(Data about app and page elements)
##########

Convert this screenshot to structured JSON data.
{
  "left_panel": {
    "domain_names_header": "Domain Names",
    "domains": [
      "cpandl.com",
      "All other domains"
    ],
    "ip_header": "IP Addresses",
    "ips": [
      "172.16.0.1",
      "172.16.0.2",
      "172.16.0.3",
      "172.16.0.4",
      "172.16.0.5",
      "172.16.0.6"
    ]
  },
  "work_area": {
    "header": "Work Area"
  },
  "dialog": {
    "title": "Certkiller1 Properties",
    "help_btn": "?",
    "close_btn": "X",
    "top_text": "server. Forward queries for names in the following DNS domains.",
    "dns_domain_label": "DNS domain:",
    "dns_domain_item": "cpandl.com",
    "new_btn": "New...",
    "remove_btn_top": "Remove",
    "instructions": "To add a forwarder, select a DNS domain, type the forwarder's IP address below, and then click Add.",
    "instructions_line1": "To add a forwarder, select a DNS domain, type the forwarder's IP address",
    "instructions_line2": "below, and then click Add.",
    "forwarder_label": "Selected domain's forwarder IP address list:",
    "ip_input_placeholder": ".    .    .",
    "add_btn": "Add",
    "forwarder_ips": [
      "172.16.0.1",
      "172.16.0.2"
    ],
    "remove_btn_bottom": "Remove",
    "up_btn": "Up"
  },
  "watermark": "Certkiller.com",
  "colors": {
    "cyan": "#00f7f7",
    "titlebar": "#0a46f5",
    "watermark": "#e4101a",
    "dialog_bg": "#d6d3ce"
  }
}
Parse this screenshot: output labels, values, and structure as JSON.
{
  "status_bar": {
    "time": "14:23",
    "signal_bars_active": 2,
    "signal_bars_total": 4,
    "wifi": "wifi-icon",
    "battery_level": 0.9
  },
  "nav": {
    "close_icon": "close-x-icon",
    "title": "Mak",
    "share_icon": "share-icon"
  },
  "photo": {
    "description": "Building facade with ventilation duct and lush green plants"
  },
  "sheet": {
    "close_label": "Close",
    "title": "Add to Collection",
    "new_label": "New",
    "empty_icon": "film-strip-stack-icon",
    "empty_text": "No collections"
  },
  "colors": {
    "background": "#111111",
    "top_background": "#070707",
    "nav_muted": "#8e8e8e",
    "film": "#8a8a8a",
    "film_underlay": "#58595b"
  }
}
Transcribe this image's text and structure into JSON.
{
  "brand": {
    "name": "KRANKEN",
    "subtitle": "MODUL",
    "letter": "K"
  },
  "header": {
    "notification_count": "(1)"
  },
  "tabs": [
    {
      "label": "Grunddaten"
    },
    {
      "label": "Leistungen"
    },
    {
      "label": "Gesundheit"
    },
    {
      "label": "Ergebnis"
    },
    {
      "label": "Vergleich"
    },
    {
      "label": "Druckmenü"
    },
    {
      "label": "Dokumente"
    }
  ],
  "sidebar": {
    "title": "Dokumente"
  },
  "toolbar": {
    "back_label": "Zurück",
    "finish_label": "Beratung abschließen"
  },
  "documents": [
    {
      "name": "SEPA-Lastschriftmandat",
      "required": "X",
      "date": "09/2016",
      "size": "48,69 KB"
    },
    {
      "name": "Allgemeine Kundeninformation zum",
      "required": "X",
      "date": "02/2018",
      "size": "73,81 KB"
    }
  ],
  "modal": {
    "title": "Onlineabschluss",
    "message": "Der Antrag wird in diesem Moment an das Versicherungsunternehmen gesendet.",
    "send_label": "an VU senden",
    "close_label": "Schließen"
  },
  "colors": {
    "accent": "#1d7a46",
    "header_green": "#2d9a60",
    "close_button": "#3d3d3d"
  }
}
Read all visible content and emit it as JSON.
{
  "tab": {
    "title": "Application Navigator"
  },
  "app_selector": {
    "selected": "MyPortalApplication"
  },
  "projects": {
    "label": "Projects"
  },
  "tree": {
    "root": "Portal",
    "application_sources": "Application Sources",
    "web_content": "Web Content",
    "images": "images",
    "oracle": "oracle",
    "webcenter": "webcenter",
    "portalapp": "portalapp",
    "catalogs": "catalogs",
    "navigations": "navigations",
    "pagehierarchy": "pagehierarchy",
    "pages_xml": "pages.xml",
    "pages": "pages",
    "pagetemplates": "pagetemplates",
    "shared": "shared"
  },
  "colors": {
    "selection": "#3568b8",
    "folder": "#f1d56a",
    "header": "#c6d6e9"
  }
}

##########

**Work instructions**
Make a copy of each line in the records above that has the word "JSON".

**Reply**
Convert this screenshot to structured JSON data.
Parse this screenshot: output labels, values, and structure as JSON.
Transcribe this image's text and structure into JSON.
Read all visible content and emit it as JSON.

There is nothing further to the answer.